Task material ▸
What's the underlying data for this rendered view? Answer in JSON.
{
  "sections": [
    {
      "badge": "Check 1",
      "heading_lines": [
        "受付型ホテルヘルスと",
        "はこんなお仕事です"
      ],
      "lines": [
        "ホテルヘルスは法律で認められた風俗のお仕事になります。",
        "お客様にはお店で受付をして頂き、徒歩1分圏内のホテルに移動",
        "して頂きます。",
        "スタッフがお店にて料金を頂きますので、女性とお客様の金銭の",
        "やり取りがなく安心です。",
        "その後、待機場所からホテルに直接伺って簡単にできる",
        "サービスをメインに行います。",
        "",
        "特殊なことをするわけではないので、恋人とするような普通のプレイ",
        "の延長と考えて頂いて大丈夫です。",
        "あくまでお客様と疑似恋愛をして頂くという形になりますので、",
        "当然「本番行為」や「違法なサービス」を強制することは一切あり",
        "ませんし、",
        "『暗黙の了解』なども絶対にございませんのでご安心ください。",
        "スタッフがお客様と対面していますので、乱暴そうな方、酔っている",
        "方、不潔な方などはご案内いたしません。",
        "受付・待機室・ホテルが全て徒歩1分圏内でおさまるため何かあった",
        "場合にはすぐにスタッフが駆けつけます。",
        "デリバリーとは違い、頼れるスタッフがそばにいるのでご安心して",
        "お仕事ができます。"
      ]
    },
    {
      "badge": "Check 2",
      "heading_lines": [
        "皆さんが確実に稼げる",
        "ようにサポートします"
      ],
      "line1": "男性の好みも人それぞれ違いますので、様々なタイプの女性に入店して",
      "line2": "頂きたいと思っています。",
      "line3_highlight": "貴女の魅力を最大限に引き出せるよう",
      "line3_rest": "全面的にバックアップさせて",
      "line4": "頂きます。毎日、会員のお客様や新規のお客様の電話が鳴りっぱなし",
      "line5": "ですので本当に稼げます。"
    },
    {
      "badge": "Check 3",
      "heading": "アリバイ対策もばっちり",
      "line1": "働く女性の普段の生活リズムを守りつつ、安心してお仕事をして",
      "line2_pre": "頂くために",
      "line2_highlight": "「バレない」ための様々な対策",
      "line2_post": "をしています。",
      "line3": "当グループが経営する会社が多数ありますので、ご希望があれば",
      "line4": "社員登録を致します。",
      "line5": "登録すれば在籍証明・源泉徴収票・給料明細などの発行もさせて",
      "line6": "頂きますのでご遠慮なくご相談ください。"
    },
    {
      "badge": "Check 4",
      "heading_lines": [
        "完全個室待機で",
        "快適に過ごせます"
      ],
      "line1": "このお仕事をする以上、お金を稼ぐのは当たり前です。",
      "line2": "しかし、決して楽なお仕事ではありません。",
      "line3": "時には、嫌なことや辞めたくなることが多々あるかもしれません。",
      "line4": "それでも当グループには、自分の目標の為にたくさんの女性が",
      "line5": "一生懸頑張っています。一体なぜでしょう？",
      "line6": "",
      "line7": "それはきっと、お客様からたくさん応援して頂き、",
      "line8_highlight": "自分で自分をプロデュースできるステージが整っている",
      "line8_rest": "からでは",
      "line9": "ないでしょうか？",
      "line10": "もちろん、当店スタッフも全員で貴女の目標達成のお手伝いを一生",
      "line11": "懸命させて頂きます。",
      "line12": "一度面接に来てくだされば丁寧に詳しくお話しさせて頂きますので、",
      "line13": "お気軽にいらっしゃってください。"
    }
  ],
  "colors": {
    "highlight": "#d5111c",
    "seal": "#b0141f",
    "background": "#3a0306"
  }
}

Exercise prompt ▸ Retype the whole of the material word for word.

Your response ▸
What's the underlying data for this rendered view? Answer in JSON.
{
  "sections": [
    {
      "badge": "Check 1",
      "heading_lines": [
        "受付型ホテルヘルスと",
        "はこんなお仕事です"
      ],
      "lines": [
        "ホテルヘルスは法律で認められた風俗のお仕事になります。",
        "お客様にはお店で受付をして頂き、徒歩1分圏内のホテルに移動",
        "して頂きます。",
        "スタッフがお店にて料金を頂きますので、女性とお客様の金銭の",
        "やり取りがなく安心です。",
        "その後、待機場所からホテルに直接伺って簡単にできる",
        "サービスをメインに行います。",
        "",
        "特殊なことをするわけではないので、恋人とするような普通のプレイ",
        "の延長と考えて頂いて大丈夫です。",
        "あくまでお客様と疑似恋愛をして頂くという形になりますので、",
        "当然「本番行為」や「違法なサービス」を強制することは一切あり",
        "ませんし、",
        "『暗黙の了解』なども絶対にございませんのでご安心ください。",
        "スタッフがお客様と対面していますので、乱暴そうな方、酔っている",
        "方、不潔な方などはご案内いたしません。",
        "受付・待機室・ホテルが全て徒歩1分圏内でおさまるため何かあった",
        "場合にはすぐにスタッフが駆けつけます。",
        "デリバリーとは違い、頼れるスタッフがそばにいるのでご安心して",
        "お仕事ができます。"
      ]
    },
    {
      "badge": "Check 2",
      "heading_lines": [
        "皆さんが確実に稼げる",
        "ようにサポートします"
      ],
      "line1": "男性の好みも人それぞれ違いますので、様々なタイプの女性に入店して",
      "line2": "頂きたいと思っています。",
      "line3_highlight": "貴女の魅力を最大限に引き出せるよう",
      "line3_rest": "全面的にバックアップさせて",
      "line4": "頂きます。毎日、会員のお客様や新規のお客様の電話が鳴りっぱなし",
      "line5": "ですので本当に稼げます。"
    },
    {
      "badge": "Check 3",
      "heading": "アリバイ対策もばっちり",
      "line1": "働く女性の普段の生活リズムを守りつつ、安心してお仕事をして",
      "line2_pre": "頂くために",
      "line2_highlight": "「バレない」ための様々な対策",
      "line2_post": "をしています。",
      "line3": "当グループが経営する会社が多数ありますので、ご希望があれば",
      "line4": "社員登録を致します。",
      "line5": "登録すれば在籍証明・源泉徴収票・給料明細などの発行もさせて",
      "line6": "頂きますのでご遠慮なくご相談ください。"
    },
    {
      "badge": "Check 4",
      "heading_lines": [
        "完全個室待機で",
        "快適に過ごせます"
      ],
      "line1": "このお仕事をする以上、お金を稼ぐのは当たり前です。",
      "line2": "しかし、決して楽なお仕事ではありません。",
      "line3": "時には、嫌なことや辞めたくなることが多々あるかもしれません。",
      "line4": "それでも当グループには、自分の目標の為にたくさんの女性が",
      "line5": "一生懸頑張っています。一体なぜでしょう？",
      "line6": "",
      "line7": "それはきっと、お客様からたくさん応援して頂き、",
      "line8_highlight": "自分で自分をプロデュースできるステージが整っている",
      "line8_rest": "からでは",
      "line9": "ないでしょうか？",
      "line10": "もちろん、当店スタッフも全員で貴女の目標達成のお手伝いを一生",
      "line11": "懸命させて頂きます。",
      "line12": "一度面接に来てくだされば丁寧に詳しくお話しさせて頂きますので、",
      "line13": "お気軽にいらっしゃってください。"
    }
  ],
  "colors": {
    "highlight": "#d5111c",
    "seal": "#b0141f",
    "background": "#3a0306"
  }
}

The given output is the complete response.